The club at Notre Dame Law School will focus on wrongful conviction education and awareness, while also creating opportunities for students to work on post-conviction, pro-bono cases with licensed attorneys, Gurulé said.
Newly elected club president Tia B. Paulette, 2L, said she received positive responses from both the student body and the NDLS faculty.
“With the rising number of exonerations and innocents pleading guilty, organizations like this are extremely crucial,” Paulette said. “Statistics show that more wrongful convictions are actually discovered as more resources become available. I’m enthusiastic at the response we’ve received from the student body. There’s a lot of energy and passion surrounding this cause here at the law school.”
The National Registry of Exonerations, a non-government project sponsored by law schools, reported 1,913 exonerations in the United States, since 1989. That is an average of 70 per year, or one person every five days.

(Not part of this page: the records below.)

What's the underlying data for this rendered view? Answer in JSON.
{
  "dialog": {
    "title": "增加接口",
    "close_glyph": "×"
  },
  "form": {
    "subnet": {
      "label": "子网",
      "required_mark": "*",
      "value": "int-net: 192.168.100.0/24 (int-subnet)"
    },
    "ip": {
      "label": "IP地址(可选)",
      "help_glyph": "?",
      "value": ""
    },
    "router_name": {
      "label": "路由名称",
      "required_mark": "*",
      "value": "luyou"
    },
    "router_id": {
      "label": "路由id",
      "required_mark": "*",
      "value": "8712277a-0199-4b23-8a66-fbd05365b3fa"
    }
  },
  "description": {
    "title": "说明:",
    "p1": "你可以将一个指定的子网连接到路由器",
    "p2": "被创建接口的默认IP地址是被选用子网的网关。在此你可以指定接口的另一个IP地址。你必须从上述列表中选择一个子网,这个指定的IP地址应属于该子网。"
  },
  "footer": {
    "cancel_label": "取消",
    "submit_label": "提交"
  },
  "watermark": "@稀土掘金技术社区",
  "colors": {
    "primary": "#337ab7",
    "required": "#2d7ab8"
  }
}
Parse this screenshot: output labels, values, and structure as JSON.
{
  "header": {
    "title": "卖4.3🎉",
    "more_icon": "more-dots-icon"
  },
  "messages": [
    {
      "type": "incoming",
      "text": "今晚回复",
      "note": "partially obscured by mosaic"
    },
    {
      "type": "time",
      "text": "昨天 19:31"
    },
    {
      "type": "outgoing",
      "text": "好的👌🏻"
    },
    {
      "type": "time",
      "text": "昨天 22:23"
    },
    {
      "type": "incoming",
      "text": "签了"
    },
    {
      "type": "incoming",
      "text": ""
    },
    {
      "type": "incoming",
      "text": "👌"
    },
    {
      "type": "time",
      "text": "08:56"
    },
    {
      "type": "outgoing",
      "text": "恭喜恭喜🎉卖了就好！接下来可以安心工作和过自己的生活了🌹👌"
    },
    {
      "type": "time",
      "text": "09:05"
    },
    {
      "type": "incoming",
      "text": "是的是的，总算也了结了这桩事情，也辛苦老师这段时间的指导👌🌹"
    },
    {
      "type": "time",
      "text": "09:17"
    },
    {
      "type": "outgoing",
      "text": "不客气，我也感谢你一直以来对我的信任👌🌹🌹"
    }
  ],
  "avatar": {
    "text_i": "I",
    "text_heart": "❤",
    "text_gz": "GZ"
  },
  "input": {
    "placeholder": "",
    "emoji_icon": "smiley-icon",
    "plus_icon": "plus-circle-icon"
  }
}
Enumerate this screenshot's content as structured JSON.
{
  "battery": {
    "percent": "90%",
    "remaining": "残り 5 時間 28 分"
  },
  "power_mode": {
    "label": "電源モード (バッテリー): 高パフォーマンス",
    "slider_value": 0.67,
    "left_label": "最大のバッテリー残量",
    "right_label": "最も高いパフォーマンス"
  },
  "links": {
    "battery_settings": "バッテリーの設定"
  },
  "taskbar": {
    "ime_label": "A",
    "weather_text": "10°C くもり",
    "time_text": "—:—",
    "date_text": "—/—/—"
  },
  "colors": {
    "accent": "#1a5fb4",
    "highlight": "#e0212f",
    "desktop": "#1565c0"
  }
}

Even conservative estimates on wrongful conviction rates are troubling, Paulette said. She said the late U.S. Supreme Court Justice Antonin Scalia estimated the wrongful conviction rate at 0.027 percent. The International Center for Prison Studies says 2.2 million people are incarcerated in the United States. Sixty thousand individuals are wrongfully convicted and imprisoned in U.S. prisons, using Scalia’s estimate. This means each of them will spend, on average, 8.8 years of their life wrongfully incarcerated.
“Even one wrongfully-spent day in prison is too long,” Paulette said. “We are excited to be educators, advocates, and a group of mindful students that will go out into the world and impact the legal field.”